**Exercise**
Please copy out the listing below in full and exactly.

**Provided entries**
::::::::::

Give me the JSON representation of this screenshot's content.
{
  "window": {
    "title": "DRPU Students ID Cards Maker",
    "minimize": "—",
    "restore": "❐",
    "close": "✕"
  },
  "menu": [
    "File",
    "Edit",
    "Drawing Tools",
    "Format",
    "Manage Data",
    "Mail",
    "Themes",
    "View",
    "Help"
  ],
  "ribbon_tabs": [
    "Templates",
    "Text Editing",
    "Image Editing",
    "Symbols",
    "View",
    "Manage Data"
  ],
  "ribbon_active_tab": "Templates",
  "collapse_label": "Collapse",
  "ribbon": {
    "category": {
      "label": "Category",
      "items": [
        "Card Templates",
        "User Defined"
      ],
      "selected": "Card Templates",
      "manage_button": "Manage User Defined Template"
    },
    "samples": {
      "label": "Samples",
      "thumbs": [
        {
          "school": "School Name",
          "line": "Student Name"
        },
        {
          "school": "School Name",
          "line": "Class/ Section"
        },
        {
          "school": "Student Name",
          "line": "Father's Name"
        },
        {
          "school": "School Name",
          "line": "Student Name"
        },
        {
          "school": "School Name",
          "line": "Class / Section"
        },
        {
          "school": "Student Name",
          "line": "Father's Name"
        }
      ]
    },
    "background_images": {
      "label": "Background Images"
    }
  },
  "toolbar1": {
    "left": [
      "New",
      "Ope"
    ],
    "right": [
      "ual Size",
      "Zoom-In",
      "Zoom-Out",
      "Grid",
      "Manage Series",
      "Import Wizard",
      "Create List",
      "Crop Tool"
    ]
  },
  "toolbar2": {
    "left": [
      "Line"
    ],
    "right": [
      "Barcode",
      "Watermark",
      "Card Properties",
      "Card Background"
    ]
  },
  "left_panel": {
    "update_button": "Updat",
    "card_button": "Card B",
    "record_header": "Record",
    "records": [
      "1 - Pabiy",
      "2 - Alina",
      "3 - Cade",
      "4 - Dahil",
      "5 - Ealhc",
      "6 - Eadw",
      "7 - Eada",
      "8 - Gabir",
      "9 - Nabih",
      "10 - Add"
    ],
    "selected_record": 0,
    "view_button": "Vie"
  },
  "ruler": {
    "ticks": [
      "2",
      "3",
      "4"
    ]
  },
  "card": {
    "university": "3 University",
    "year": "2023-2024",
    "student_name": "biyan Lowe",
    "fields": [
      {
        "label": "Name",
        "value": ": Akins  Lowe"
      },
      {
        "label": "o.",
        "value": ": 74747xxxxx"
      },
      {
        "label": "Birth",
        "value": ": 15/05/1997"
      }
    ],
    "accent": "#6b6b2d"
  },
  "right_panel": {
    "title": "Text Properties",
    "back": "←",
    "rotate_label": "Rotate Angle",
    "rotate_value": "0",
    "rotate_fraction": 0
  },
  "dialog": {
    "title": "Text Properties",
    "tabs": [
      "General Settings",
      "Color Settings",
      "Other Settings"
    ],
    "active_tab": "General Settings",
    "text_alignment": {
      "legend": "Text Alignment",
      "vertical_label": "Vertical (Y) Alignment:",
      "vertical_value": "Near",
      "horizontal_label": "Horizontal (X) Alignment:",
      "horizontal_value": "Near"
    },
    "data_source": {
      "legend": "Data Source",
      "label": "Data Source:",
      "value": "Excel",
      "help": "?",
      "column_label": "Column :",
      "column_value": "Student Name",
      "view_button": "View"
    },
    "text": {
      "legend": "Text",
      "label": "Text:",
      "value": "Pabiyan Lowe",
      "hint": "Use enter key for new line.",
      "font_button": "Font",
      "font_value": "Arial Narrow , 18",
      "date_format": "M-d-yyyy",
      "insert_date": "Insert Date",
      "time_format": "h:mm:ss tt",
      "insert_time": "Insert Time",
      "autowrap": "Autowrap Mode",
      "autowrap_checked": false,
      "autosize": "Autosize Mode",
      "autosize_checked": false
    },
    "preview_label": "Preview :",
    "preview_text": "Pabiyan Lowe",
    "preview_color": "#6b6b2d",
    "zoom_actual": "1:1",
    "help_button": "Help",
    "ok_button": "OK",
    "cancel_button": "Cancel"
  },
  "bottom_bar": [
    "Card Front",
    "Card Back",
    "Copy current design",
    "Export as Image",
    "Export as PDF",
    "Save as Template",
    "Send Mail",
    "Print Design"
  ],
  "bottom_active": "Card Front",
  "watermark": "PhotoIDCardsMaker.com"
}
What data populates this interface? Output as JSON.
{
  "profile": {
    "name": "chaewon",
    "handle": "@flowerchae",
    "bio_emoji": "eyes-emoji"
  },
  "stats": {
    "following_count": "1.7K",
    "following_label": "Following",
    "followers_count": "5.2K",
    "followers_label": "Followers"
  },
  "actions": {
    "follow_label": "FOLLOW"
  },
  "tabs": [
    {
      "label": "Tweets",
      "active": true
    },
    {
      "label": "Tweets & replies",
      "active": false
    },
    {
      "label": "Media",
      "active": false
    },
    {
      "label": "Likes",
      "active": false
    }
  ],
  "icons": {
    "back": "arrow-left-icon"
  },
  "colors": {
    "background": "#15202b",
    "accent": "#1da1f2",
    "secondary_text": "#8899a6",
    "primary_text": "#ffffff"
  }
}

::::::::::

**Exercise response**
Give me the JSON representation of this screenshot's content.
{
  "window": {
    "title": "DRPU Students ID Cards Maker",
    "minimize": "—",
    "restore": "❐",
    "close": "✕"
  },
  "menu": [
    "File",
    "Edit",
    "Drawing Tools",
    "Format",
    "Manage Data",
    "Mail",
    "Themes",
    "View",
    "Help"
  ],
  "ribbon_tabs": [
    "Templates",
    "Text Editing",
    "Image Editing",
    "Symbols",
    "View",
    "Manage Data"
  ],
  "ribbon_active_tab": "Templates",
  "collapse_label": "Collapse",
  "ribbon": {
    "category": {
      "label": "Category",
      "items": [
        "Card Templates",
        "User Defined"
      ],
      "selected": "Card Templates",
      "manage_button": "Manage User Defined Template"
    },
    "samples": {
      "label": "Samples",
      "thumbs": [
        {
          "school": "School Name",
          "line": "Student Name"
        },
        {
          "school": "School Name",
          "line": "Class/ Section"
        },
        {
          "school": "Student Name",
          "line": "Father's Name"
        },
        {
          "school": "School Name",
          "line": "Student Name"
        },
        {
          "school": "School Name",
          "line": "Class / Section"
        },
        {
          "school": "Student Name",
          "line": "Father's Name"
        }
      ]
    },
    "background_images": {
      "label": "Background Images"
    }
  },
  "toolbar1": {
    "left": [
      "New",
      "Ope"
    ],
    "right": [
      "ual Size",
      "Zoom-In",
      "Zoom-Out",
      "Grid",
      "Manage Series",
      "Import Wizard",
      "Create List",
      "Crop Tool"
    ]
  },
  "toolbar2": {
    "left": [
      "Line"
    ],
    "right": [
      "Barcode",
      "Watermark",
      "Card Properties",
      "Card Background"
    ]
  },
  "left_panel": {
    "update_button": "Updat",
    "card_button": "Card B",
    "record_header": "Record",
    "records": [
      "1 - Pabiy",
      "2 - Alina",
      "3 - Cade",
      "4 - Dahil",
      "5 - Ealhc",
      "6 - Eadw",
      "7 - Eada",
      "8 - Gabir",
      "9 - Nabih",
      "10 - Add"
    ],
    "selected_record": 0,
    "view_button": "Vie"
  },
  "ruler": {
    "ticks": [
      "2",
      "3",
      "4"
    ]
  },
  "card": {
    "university": "3 University",
    "year": "2023-2024",
    "student_name": "biyan Lowe",
    "fields": [
      {
        "label": "Name",
        "value": ": Akins  Lowe"
      },
      {
        "label": "o.",
        "value": ": 74747xxxxx"
      },
      {
        "label": "Birth",
        "value": ": 15/05/1997"
      }
    ],
    "accent": "#6b6b2d"
  },
  "right_panel": {
    "title": "Text Properties",
    "back": "←",
    "rotate_label": "Rotate Angle",
    "rotate_value": "0",
    "rotate_fraction": 0
  },
  "dialog": {
    "title": "Text Properties",
    "tabs": [
      "General Settings",
      "Color Settings",
      "Other Settings"
    ],
    "active_tab": "General Settings",
    "text_alignment": {
      "legend": "Text Alignment",
      "vertical_label": "Vertical (Y) Alignment:",
      "vertical_value": "Near",
      "horizontal_label": "Horizontal (X) Alignment:",
      "horizontal_value": "Near"
    },
    "data_source": {
      "legend": "Data Source",
      "label": "Data Source:",
      "value": "Excel",
      "help": "?",
      "column_label": "Column :",
      "column_value": "Student Name",
      "view_button": "View"
    },
    "text": {
      "legend": "Text",
      "label": "Text:",
      "value": "Pabiyan Lowe",
      "hint": "Use enter key for new line.",
      "font_button": "Font",
      "font_value": "Arial Narrow , 18",
      "date_format": "M-d-yyyy",
      "insert_date": "Insert Date",
      "time_format": "h:mm:ss tt",
      "insert_time": "Insert Time",
      "autowrap": "Autowrap Mode",
      "autowrap_checked": false,
      "autosize": "Autosize Mode",
      "autosize_checked": false
    },
    "preview_label": "Preview :",
    "preview_text": "Pabiyan Lowe",
    "preview_color": "#6b6b2d",
    "zoom_actual": "1:1",
    "help_button": "Help",
    "ok_button": "OK",
    "cancel_button": "Cancel"
  },
  "bottom_bar": [
    "Card Front",
    "Card Back",
    "Copy current design",
    "Export as Image",
    "Export as PDF",
    "Save as Template",
    "Send Mail",
    "Print Design"
  ],
  "bottom_active": "Card Front",
  "watermark": "PhotoIDCardsMaker.com"
}
What data populates this interface? Output as JSON.
{
  "profile": {
    "name": "chaewon",
    "handle": "@flowerchae",
    "bio_emoji": "eyes-emoji"
  },
  "stats": {
    "following_count": "1.7K",
    "following_label": "Following",
    "followers_count": "5.2K",
    "followers_label": "Followers"
  },
  "actions": {
    "follow_label": "FOLLOW"
  },
  "tabs": [
    {
      "label": "Tweets",
      "active": true
    },
    {
      "label": "Tweets & replies",
      "active": false
    },
    {
      "label": "Media",
      "active": false
    },
    {
      "label": "Likes",
      "active": false
    }
  ],
  "icons": {
    "back": "arrow-left-icon"
  },
  "colors": {
    "background": "#15202b",
    "accent": "#1da1f2",
    "secondary_text": "#8899a6",
    "primary_text": "#ffffff"
  }
}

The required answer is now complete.